Thanksgiving: How to Set Up a Food Drive For Your Community Association
Thanksgiving is a wonderful time for a food drive. Not only is everyone thinking about the value of their possessions to be thankful for, but they are also clearing out their pantries for feast ingredients. Associations can share a great deal of Thanksgiving fun by planning for events and charity. Everyone loves the feeling of knowing that the foods they haven't cooked in months will go to a family to help make their Thanksgiving a rewarding day full of food as well. There are so many families who can't afford a feast this year who benefit from the food drives put together by generous communities like yours.
If you want to inspire your association to charity this year, all you have to do is organize a food drive and get the word out. Residents will come out of the woodwork with canned goods, packaged goods, and even groceries they bought for the purpose of donating. Because in the midst of giving thanks, we also remember that others have less and they deserve to be happy, too.
So here's a quick course in how to set up a food drive for your community association to make Thanksgiving full of food for less fortunate families.
Choose a Charity Partner
First, at a board meeting or community meeting, choose the charity partner who will receive your donation. This can be a local food bank, a Thanksgiving charity, a local church that handles holiday charity; anything that your association is comfortable with and certain will get your donation to people in need.
Then reach out to your chosen charity and let them know that your neighborhood will have a food drive donation. They may even have guidelines to help walk you through the rest of the food drive process.
Set a Donation Duration
Next, establish the duration of your food drive. Some organizations suggest a week, or perhaps the month leading up to Thanksgiving so everyone has time to swing by with their cans. The duration is important because this is the window your residents will aim for when planning to clear their pantries and/or buy things to donate. The cut-off date also needs to be a few days before Thanksgiving so the food can be distributed.
Delegate the Work
Separate up the work needed to make the food drive happen. Assign board members and committee members to:
- Establish the drop-boxes
- Monitor the drop-boxes
- Count the items
- Audit the items for safety
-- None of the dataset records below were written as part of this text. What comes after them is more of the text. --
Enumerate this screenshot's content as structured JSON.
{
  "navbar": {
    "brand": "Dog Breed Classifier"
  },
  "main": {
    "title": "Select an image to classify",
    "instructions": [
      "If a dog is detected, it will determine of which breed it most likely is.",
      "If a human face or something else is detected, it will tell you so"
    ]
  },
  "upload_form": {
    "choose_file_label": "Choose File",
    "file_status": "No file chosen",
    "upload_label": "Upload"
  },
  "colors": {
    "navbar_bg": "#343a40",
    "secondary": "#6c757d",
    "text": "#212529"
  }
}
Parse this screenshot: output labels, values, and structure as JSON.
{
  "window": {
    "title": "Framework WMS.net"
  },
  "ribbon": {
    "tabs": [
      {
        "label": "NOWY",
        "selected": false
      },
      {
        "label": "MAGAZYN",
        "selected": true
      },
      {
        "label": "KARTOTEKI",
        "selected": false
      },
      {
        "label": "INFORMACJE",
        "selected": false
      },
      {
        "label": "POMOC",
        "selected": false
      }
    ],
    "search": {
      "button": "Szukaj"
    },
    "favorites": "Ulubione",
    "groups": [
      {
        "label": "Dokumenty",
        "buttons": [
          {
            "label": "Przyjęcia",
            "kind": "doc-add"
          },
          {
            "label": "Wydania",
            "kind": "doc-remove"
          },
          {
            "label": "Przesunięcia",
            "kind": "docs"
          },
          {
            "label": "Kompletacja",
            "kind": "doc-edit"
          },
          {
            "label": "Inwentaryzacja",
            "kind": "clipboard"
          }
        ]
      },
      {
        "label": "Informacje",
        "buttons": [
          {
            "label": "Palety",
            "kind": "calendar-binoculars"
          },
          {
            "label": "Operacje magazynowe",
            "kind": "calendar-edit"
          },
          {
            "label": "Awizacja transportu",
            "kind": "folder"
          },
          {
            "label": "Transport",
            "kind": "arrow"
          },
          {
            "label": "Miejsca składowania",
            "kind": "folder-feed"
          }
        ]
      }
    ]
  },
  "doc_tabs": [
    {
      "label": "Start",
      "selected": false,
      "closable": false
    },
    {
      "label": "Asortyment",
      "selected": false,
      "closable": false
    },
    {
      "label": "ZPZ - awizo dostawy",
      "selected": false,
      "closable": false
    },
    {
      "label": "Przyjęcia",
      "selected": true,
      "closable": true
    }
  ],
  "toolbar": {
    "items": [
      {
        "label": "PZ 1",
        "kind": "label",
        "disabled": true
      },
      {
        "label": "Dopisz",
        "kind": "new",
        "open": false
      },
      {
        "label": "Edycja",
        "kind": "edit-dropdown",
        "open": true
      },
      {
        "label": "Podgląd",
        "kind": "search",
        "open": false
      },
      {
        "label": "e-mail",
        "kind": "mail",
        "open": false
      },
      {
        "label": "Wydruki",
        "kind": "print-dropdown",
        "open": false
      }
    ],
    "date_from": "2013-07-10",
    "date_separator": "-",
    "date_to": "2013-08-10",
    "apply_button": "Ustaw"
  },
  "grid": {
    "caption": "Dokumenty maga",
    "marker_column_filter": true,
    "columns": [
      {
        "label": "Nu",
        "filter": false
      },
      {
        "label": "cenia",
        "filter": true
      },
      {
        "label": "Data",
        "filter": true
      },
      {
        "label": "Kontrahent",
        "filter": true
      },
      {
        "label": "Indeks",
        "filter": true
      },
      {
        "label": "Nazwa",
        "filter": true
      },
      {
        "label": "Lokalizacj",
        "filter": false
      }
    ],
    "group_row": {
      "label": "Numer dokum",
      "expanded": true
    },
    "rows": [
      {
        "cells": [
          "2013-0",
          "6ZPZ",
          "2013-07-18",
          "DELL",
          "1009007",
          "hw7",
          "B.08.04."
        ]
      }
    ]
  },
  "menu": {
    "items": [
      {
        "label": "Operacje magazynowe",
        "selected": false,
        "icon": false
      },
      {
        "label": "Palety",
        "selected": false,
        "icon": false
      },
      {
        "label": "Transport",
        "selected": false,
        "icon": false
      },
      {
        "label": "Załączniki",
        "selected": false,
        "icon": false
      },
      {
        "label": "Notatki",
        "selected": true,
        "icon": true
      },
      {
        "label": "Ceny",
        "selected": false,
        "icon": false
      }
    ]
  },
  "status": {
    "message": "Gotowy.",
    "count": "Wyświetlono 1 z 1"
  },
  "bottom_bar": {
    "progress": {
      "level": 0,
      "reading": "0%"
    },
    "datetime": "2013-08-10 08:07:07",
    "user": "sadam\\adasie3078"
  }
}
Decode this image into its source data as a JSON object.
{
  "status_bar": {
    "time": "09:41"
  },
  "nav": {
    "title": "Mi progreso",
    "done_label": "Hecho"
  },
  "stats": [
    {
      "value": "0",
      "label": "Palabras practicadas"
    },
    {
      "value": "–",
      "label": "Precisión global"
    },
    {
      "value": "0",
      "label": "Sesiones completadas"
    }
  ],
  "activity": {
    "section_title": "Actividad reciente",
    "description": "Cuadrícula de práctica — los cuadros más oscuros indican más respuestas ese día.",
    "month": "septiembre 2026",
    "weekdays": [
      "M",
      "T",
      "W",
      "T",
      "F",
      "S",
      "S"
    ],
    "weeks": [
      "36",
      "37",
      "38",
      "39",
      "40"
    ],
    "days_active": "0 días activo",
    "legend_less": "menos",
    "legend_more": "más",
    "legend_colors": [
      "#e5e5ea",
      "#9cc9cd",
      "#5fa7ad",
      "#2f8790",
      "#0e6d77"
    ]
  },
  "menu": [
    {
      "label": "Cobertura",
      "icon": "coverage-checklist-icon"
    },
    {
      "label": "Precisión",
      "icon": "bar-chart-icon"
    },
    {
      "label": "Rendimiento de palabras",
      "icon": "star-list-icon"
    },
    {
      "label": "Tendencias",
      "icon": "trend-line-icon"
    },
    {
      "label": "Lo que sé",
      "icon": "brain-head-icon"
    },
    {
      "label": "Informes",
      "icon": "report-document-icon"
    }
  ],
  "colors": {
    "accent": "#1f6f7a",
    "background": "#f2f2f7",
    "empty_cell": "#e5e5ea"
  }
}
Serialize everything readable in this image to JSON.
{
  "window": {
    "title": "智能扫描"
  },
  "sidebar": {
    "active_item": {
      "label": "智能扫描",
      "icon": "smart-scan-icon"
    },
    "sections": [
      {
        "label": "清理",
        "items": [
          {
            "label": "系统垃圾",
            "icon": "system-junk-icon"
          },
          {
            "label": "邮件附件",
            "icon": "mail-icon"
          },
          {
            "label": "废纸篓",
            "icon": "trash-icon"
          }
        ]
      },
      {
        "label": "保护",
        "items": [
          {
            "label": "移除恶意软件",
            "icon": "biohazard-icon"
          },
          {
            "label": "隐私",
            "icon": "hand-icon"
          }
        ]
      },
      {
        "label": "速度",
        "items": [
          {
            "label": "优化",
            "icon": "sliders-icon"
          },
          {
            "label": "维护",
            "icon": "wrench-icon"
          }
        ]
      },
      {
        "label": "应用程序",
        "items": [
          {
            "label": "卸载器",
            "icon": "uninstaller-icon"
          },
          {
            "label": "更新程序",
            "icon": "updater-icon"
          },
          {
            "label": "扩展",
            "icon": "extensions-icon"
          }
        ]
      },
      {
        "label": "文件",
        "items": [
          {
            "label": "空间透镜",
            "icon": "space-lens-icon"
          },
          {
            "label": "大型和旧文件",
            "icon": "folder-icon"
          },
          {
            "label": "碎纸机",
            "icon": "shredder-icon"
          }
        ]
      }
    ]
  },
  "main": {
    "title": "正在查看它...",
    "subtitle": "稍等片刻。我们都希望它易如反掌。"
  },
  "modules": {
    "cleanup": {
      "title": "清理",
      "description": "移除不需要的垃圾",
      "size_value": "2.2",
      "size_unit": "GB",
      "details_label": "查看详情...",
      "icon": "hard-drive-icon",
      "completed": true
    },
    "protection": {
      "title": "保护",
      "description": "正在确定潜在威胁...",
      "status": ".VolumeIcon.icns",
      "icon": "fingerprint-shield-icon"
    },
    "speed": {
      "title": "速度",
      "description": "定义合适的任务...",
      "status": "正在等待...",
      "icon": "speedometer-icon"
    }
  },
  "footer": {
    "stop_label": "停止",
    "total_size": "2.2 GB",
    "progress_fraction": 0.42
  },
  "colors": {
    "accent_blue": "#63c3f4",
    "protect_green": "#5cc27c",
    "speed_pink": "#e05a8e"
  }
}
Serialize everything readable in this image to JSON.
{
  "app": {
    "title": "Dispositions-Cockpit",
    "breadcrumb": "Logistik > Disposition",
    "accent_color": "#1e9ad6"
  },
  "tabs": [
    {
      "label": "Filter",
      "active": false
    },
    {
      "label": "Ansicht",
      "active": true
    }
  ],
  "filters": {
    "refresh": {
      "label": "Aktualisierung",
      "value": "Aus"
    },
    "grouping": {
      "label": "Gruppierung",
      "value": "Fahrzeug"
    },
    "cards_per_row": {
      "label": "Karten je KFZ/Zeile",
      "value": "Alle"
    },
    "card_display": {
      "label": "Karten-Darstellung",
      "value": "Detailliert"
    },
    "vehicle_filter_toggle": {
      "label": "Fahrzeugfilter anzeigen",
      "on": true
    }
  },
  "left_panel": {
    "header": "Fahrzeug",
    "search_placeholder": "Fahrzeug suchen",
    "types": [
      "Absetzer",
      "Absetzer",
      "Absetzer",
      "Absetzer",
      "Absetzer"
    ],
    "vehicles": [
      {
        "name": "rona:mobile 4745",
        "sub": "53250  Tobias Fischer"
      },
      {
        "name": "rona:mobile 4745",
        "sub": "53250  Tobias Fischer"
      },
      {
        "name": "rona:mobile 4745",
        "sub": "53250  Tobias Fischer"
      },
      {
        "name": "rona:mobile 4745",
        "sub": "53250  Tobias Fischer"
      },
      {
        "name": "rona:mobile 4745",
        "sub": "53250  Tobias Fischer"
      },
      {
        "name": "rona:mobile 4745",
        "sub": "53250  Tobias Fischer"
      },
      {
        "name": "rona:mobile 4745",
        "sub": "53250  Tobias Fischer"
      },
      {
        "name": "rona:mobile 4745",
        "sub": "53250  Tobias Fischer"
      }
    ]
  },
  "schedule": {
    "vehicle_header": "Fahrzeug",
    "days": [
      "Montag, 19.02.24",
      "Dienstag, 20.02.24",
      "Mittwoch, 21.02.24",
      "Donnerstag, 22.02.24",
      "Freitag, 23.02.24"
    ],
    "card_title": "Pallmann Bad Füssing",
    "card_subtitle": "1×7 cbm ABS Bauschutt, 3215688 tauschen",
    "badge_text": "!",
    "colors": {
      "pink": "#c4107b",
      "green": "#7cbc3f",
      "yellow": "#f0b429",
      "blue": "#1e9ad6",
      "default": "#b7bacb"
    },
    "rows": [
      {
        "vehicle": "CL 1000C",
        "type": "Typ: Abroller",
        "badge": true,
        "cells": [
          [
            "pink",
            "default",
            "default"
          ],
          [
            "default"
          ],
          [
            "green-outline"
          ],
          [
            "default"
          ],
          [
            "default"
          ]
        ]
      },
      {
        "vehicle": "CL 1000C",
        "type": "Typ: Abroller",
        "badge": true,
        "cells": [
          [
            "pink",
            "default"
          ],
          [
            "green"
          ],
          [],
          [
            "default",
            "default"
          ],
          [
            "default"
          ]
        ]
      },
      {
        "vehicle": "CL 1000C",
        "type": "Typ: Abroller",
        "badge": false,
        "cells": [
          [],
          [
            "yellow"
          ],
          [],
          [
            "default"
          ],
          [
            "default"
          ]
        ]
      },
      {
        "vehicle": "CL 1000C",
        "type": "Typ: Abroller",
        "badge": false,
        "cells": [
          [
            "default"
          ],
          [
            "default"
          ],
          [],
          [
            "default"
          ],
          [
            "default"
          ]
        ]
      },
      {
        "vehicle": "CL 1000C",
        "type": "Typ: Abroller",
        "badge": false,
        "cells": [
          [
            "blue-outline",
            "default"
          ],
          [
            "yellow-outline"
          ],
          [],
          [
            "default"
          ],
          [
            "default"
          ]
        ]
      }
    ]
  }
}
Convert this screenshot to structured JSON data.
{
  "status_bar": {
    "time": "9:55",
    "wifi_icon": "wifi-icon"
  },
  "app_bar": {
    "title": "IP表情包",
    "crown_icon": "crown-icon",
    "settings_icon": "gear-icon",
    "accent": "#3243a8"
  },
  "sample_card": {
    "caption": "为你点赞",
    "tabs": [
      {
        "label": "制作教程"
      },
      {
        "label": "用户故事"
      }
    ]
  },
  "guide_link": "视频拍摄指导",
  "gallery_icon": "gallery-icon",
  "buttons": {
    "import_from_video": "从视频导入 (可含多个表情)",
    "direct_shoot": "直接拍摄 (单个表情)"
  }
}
- Make sure the contents of each drop box get to the charity
Start Getting the Word Out
Next, let your community know what's up! Those who weren't at the planning meetings will appreciate flyers, emails, and even neighborly visits to inform them that there is a food drive, the duration of the food drive, and where they can drop off items before the cut-off date. It's a good idea to create flyers, posters, and other printed announcements that can't be missed so that everyone gets the message even if they never attend a meeting and aren't home when you swing by.
Set Up Drop-Off Points
Drop-off points are essential. You may have one point or several, depending on the size of your community. Each box needs to be clearly labeled and, ideally, monitored to make sure all donations are above-board. These days, a wifi camera can serve as well as a human monitor in most cases.
Send Reminders and Donation Tips
During the donation period, send out additional flyers and emails as friendly reminders that the food drive is ongoing. Include helpful and friendly tips for how residents can donate along with what can be donated.
Set Your End-Date A Few Days Before the Real Cut-Off
As you wrap up, make your official end-date a few days before the actual cut-off. This allows time for people who are always running late to get their donations in at the last minute. You can get a serious boost at the end by being cleverly flexible with your end-date as people rush in with grocery bags of pantry items they forgot to bring in earlier.
Thank Everyone and Announce Your Charity Achievements
Finally, when you've counted all the cans and submitted the donation, make an announcement. Let everyone in the community know how much food you donated all together and what you accomplished in terms of feeding hungry families. This is the feel-good reward that everyone was hoping for and what will bring them back to donate next year. Some might even ask about next year's food drive a month early because they've been saving cans for a good cause.